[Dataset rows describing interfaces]

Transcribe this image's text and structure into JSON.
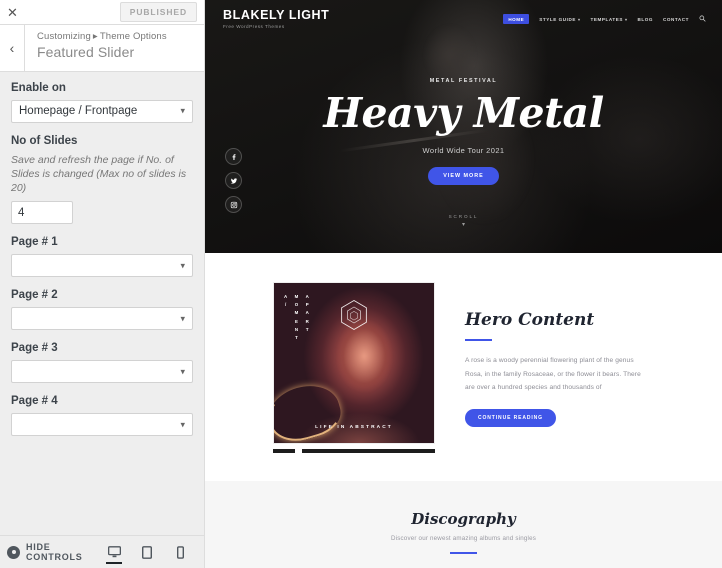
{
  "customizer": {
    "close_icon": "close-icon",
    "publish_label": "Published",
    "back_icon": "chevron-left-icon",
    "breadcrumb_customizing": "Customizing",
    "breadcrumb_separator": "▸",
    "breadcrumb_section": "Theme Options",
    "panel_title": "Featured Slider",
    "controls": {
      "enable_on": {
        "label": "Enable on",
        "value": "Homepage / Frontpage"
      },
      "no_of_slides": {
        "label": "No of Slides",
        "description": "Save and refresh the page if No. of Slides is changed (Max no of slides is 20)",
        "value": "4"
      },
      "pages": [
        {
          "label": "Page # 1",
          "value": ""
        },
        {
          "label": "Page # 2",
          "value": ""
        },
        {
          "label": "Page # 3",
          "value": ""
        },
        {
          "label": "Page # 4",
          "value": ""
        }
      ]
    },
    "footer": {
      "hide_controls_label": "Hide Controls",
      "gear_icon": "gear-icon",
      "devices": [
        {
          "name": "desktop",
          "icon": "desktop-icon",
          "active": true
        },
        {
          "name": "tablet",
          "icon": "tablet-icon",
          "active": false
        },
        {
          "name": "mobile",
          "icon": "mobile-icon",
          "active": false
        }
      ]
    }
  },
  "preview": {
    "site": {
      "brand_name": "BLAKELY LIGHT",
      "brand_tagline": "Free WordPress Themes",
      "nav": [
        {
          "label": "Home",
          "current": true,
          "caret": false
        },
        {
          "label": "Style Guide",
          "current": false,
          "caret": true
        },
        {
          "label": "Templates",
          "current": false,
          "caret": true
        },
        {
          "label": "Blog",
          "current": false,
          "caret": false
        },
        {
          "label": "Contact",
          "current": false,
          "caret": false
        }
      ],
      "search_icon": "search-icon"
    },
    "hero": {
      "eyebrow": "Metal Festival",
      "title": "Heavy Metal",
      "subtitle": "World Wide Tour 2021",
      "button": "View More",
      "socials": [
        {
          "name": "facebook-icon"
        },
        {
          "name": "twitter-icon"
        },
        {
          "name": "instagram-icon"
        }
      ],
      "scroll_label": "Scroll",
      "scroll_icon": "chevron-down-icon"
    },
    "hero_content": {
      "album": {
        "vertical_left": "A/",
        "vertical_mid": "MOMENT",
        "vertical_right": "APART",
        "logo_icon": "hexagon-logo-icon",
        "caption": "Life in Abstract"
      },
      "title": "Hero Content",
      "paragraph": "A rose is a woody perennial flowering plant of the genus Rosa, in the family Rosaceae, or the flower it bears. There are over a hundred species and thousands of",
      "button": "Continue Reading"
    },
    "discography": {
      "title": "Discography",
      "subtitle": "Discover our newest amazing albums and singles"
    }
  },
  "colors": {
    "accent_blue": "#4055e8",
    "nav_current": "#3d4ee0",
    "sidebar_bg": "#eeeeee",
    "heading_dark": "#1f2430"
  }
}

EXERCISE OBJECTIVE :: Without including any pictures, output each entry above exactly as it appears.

RESPONSE BOX ::
Transcribe this image's text and structure into JSON.
{
  "customizer": {
    "close_icon": "close-icon",
    "publish_label": "Published",
    "back_icon": "chevron-left-icon",
    "breadcrumb_customizing": "Customizing",
    "breadcrumb_separator": "▸",
    "breadcrumb_section": "Theme Options",
    "panel_title": "Featured Slider",
    "controls": {
      "enable_on": {
        "label": "Enable on",
        "value": "Homepage / Frontpage"
      },
      "no_of_slides": {
        "label": "No of Slides",
        "description": "Save and refresh the page if No. of Slides is changed (Max no of slides is 20)",
        "value": "4"
      },
      "pages": [
        {
          "label": "Page # 1",
          "value": ""
        },
        {
          "label": "Page # 2",
          "value": ""
        },
        {
          "label": "Page # 3",
          "value": ""
        },
        {
          "label": "Page # 4",
          "value": ""
        }
      ]
    },
    "footer": {
      "hide_controls_label": "Hide Controls",
      "gear_icon": "gear-icon",
      "devices": [
        {
          "name": "desktop",
          "icon": "desktop-icon",
          "active": true
        },
        {
          "name": "tablet",
          "icon": "tablet-icon",
          "active": false
        },
        {
          "name": "mobile",
          "icon": "mobile-icon",
          "active": false
        }
      ]
    }
  },
  "preview": {
    "site": {
      "brand_name": "BLAKELY LIGHT",
      "brand_tagline": "Free WordPress Themes",
      "nav": [
        {
          "label": "Home",
          "current": true,
          "caret": false
        },
        {
          "label": "Style Guide",
          "current": false,
          "caret": true
        },
        {
          "label": "Templates",
          "current": false,
          "caret": true
        },
        {
          "label": "Blog",
          "current": false,
          "caret": false
        },
        {
          "label": "Contact",
          "current": false,
          "caret": false
        }
      ],
      "search_icon": "search-icon"
    },
    "hero": {
      "eyebrow": "Metal Festival",
      "title": "Heavy Metal",
      "subtitle": "World Wide Tour 2021",
      "button": "View More",
      "socials": [
        {
          "name": "facebook-icon"
        },
        {
          "name": "twitter-icon"
        },
        {
          "name": "instagram-icon"
        }
      ],
      "scroll_label": "Scroll",
      "scroll_icon": "chevron-down-icon"
    },
    "hero_content": {
      "album": {
        "vertical_left": "A/",
        "vertical_mid": "MOMENT",
        "vertical_right": "APART",
        "logo_icon": "hexagon-logo-icon",
        "caption": "Life in Abstract"
      },
      "title": "Hero Content",
      "paragraph": "A rose is a woody perennial flowering plant of the genus Rosa, in the family Rosaceae, or the flower it bears. There are over a hundred species and thousands of",
      "button": "Continue Reading"
    },
    "discography": {
      "title": "Discography",
      "subtitle": "Discover our newest amazing albums and singles"
    }
  },
  "colors": {
    "accent_blue": "#4055e8",
    "nav_current": "#3d4ee0",
    "sidebar_bg": "#eeeeee",
    "heading_dark": "#1f2430"
  }
}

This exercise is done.